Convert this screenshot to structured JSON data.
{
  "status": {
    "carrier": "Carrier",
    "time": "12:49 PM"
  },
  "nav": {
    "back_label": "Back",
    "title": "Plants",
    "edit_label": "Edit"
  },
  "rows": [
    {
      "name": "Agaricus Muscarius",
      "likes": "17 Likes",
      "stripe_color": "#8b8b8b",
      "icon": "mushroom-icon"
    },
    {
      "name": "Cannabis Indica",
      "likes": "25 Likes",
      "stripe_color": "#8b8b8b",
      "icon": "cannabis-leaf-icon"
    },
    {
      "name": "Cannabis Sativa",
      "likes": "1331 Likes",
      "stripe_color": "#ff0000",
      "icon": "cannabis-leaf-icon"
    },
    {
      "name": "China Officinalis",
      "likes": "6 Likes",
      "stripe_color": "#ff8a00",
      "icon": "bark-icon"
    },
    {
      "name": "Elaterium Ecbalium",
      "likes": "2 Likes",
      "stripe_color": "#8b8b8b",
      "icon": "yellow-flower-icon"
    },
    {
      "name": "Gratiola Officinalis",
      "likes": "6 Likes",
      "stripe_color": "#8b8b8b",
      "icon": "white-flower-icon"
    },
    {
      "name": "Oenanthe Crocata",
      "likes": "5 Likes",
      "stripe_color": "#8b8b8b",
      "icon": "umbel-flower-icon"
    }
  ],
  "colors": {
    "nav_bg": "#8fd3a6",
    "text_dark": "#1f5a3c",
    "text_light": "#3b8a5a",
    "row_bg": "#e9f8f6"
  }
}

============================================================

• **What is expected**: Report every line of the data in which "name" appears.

• **Answer space**:
      "name": "Agaricus Muscarius",
      "name": "Cannabis Indica",
      "name": "Cannabis Sativa",
      "name": "China Officinalis",
      "name": "Elaterium Ecbalium",
      "name": "Gratiola Officinalis",
      "name": "Oenanthe Crocata",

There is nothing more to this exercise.